Web page and app entries:
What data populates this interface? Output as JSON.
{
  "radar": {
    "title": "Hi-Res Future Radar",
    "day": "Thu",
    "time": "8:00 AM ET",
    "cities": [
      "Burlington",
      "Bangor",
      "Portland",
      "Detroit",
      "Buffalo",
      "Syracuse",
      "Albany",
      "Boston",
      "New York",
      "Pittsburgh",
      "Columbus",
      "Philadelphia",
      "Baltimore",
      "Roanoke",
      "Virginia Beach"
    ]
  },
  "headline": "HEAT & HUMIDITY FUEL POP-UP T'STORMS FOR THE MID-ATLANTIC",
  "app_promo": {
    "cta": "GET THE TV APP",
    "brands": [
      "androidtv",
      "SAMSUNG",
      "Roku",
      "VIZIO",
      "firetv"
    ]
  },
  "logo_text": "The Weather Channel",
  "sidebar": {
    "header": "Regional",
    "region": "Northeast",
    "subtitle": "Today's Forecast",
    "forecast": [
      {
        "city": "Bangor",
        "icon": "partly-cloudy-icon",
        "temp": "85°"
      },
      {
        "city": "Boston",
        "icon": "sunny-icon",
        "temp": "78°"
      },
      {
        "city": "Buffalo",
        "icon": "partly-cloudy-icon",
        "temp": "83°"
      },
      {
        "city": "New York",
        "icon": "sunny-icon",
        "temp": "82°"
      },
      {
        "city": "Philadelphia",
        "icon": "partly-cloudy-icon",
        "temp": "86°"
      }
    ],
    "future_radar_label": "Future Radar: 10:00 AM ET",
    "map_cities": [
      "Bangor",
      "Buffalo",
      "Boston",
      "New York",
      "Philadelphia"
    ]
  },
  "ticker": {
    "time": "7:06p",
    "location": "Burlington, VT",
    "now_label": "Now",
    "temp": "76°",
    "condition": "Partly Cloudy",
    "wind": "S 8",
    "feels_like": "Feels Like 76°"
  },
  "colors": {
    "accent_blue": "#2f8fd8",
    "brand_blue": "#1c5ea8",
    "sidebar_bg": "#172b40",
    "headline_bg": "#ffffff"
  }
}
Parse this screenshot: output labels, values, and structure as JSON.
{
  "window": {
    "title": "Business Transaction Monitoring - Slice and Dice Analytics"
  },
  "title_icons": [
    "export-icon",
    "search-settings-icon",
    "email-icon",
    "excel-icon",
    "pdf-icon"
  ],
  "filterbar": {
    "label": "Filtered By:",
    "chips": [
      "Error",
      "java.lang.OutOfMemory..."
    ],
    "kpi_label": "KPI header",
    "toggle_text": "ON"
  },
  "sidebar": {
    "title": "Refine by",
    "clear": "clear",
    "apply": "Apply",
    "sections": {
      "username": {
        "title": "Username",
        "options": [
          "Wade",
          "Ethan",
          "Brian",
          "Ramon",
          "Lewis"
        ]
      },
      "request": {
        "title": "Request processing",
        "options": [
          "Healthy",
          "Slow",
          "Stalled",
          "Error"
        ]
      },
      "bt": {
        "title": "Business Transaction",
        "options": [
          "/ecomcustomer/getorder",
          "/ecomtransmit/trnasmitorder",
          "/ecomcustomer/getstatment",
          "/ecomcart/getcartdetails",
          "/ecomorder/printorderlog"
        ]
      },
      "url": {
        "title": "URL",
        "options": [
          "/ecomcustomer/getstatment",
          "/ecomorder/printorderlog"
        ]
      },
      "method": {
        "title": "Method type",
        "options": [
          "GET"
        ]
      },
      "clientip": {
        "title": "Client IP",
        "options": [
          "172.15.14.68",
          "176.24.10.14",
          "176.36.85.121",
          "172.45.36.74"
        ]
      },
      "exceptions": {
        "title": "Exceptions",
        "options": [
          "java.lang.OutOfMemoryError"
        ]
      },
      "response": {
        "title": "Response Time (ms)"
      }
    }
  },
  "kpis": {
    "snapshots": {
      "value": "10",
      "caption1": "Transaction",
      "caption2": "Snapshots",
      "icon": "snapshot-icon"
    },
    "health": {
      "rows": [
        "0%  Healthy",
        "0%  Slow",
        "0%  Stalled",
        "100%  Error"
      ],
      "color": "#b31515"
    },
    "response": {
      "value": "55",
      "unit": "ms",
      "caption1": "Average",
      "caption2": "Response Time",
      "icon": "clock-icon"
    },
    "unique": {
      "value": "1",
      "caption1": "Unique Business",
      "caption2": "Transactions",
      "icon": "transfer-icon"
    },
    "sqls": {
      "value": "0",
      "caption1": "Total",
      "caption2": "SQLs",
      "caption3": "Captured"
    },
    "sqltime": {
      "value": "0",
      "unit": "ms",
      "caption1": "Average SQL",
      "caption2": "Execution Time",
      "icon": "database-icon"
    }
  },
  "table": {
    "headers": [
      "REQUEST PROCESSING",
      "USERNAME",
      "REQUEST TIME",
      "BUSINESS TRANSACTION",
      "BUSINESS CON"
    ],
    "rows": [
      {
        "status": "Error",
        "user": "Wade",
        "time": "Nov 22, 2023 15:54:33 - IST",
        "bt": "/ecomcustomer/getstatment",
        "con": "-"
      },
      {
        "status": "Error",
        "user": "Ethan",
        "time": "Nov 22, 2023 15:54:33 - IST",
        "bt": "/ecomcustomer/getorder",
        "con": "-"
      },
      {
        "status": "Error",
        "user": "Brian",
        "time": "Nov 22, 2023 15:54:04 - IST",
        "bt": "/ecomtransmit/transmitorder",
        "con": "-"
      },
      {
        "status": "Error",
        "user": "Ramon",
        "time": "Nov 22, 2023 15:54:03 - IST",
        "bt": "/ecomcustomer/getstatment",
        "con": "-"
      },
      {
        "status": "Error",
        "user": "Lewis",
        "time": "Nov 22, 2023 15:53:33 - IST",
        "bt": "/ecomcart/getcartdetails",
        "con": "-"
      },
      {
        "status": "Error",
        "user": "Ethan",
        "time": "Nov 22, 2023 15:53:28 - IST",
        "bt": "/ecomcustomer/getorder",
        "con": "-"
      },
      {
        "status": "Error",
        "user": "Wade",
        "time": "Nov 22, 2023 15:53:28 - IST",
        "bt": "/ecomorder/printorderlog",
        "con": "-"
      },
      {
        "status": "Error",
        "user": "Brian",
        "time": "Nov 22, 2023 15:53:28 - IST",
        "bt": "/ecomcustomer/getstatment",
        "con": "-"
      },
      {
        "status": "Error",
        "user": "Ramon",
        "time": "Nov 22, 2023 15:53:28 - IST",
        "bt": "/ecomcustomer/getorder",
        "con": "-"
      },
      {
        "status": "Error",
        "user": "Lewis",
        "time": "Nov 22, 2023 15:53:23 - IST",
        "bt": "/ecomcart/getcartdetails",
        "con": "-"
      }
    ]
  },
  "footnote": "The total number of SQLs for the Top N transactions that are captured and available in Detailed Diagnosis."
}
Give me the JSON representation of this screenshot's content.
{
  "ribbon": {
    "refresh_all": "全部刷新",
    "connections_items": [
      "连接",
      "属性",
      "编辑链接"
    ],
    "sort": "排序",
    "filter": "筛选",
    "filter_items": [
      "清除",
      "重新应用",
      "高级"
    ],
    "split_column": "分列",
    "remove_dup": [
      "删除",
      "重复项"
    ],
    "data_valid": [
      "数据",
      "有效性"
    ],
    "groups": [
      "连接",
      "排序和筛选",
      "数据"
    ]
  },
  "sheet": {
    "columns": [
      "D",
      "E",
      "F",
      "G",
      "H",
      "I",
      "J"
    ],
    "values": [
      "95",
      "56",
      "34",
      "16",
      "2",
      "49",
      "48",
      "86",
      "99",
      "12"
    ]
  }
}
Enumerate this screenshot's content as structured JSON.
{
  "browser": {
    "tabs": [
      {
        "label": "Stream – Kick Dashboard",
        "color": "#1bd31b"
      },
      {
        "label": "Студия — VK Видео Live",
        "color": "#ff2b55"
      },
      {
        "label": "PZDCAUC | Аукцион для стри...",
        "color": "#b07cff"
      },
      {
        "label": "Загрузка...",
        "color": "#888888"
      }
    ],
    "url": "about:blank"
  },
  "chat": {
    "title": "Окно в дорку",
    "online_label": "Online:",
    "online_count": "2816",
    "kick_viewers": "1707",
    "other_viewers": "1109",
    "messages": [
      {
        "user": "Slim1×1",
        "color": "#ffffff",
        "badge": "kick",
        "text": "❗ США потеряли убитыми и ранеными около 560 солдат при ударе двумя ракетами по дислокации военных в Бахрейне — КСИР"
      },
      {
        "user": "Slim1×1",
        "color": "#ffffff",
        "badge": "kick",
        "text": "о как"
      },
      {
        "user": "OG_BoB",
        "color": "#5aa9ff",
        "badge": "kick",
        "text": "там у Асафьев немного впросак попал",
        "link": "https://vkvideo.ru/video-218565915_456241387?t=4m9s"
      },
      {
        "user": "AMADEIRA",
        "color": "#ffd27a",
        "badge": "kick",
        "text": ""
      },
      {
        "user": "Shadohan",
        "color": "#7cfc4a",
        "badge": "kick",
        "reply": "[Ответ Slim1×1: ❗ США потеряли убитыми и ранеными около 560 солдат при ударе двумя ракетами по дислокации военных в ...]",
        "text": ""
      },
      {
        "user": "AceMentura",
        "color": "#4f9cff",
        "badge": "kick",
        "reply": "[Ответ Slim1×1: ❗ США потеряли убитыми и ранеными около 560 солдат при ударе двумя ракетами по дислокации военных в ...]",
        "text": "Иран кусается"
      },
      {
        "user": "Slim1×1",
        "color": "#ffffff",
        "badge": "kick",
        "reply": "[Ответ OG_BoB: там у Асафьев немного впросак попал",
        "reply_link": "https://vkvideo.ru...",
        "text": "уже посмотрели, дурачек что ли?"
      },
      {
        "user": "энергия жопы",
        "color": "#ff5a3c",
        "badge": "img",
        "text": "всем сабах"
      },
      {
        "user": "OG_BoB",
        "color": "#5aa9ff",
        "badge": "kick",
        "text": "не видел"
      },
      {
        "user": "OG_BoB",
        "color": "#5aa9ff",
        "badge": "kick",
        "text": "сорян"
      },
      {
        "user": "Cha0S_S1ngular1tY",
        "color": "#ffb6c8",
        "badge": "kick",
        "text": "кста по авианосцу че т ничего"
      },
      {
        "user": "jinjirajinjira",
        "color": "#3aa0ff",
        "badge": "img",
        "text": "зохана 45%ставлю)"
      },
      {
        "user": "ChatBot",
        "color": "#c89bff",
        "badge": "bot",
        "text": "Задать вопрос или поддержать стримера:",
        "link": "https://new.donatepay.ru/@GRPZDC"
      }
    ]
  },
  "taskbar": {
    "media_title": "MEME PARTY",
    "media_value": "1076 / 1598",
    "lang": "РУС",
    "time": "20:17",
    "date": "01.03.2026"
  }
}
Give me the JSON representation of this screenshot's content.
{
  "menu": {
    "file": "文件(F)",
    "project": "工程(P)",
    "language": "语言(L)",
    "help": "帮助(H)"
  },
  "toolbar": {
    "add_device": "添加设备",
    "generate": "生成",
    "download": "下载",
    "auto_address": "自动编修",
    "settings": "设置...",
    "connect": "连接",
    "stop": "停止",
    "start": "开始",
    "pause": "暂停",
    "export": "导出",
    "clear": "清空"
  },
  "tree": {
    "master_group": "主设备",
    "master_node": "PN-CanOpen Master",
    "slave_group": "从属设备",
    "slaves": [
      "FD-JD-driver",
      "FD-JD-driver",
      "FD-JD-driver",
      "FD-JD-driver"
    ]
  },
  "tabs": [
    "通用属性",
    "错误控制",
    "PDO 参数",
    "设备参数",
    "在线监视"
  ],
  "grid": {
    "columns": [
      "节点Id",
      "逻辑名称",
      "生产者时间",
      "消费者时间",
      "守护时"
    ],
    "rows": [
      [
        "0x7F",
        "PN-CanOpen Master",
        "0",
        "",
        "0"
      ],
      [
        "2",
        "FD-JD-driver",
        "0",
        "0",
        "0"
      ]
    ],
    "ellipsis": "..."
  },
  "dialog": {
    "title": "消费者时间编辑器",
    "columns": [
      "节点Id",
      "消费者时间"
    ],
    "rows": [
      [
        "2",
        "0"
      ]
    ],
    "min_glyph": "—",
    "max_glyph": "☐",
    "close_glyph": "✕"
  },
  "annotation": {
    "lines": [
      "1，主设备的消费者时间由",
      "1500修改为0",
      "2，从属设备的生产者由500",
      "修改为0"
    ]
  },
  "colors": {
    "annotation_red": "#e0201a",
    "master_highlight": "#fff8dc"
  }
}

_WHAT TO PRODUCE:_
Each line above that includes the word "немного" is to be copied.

_RESPONSE TO THIS TASK:_
        "text": "там у Асафьев немного впросак попал",
        "reply": "[Ответ OG_BoB: там у Асафьев немного впросак попал",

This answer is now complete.